#### [WHAT IS EXPECTED]
Find the lines holding the string "value" in the data, then copy all of them.

(Website and app data records)
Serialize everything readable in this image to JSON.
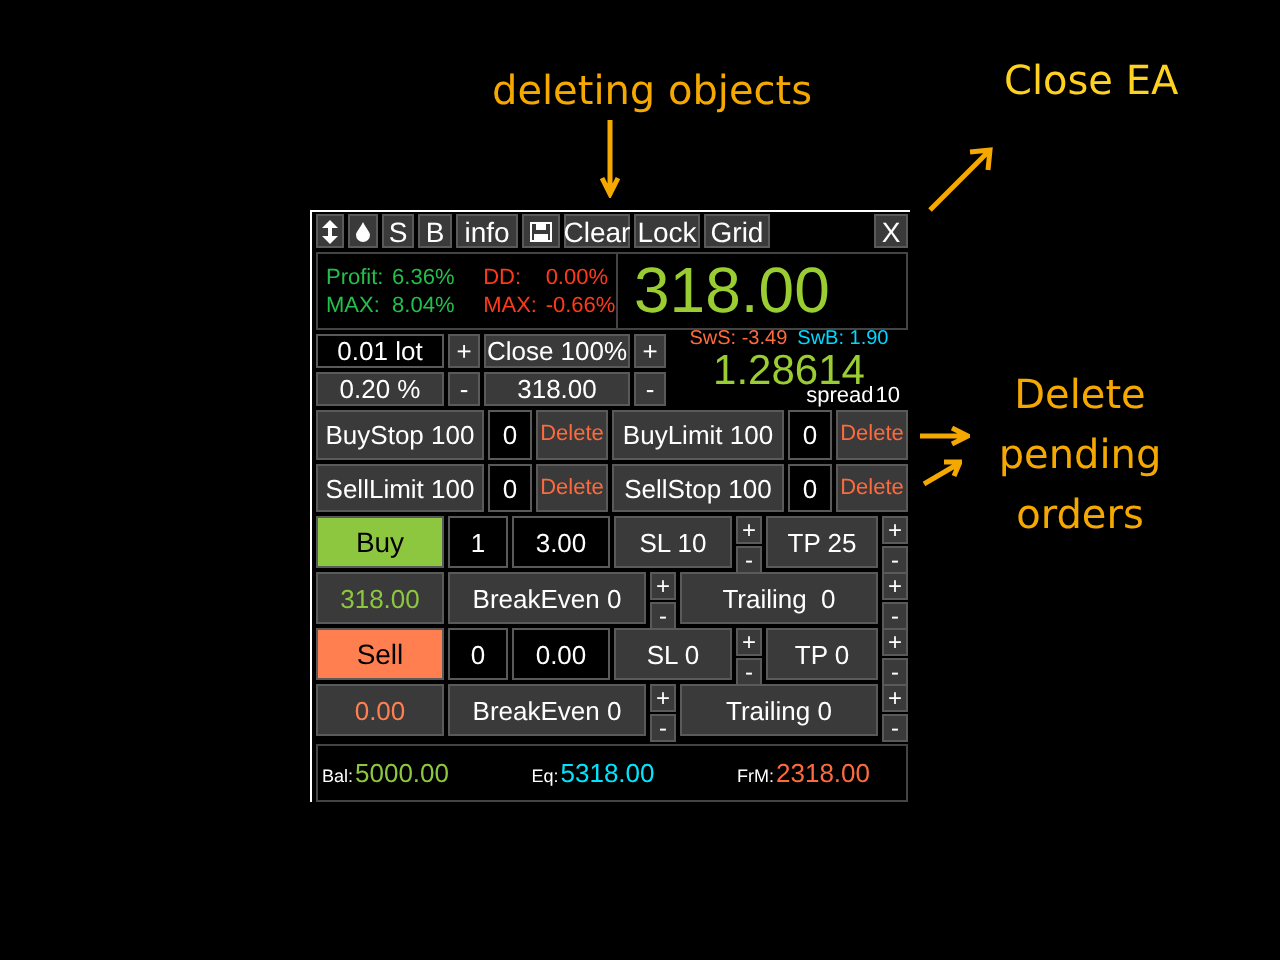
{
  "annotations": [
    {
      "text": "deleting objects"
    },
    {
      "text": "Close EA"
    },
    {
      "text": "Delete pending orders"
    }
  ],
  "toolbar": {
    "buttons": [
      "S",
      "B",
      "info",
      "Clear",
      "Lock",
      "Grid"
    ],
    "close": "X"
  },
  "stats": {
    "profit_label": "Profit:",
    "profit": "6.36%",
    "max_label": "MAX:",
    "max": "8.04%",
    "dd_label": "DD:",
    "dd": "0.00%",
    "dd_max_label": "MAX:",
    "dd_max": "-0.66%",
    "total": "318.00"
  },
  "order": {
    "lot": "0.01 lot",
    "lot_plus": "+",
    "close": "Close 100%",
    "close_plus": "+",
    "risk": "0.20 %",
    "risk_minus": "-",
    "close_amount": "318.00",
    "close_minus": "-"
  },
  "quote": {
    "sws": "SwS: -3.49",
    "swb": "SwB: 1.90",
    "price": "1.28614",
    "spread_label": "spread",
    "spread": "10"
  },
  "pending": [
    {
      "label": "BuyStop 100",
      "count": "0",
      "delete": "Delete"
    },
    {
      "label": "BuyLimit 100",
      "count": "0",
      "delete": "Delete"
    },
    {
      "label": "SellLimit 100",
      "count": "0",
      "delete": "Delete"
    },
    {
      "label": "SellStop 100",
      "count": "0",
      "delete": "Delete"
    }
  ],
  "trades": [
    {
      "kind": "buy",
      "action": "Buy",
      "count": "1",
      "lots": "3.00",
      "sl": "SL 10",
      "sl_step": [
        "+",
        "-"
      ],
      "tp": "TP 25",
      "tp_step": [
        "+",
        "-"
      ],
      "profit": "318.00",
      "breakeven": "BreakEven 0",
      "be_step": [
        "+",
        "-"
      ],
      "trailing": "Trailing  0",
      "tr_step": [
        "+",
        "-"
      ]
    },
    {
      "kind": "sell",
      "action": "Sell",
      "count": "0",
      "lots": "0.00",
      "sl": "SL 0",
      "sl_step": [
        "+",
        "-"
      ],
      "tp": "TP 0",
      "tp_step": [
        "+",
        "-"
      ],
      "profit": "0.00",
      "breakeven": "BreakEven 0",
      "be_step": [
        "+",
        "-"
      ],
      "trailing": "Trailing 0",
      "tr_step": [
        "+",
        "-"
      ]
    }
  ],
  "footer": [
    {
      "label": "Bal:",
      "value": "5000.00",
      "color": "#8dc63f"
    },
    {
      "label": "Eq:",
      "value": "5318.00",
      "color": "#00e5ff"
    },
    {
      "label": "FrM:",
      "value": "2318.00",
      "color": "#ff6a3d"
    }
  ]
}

#### [RESPONSE]
      "value": "5000.00",
      "value": "5318.00",
      "value": "2318.00",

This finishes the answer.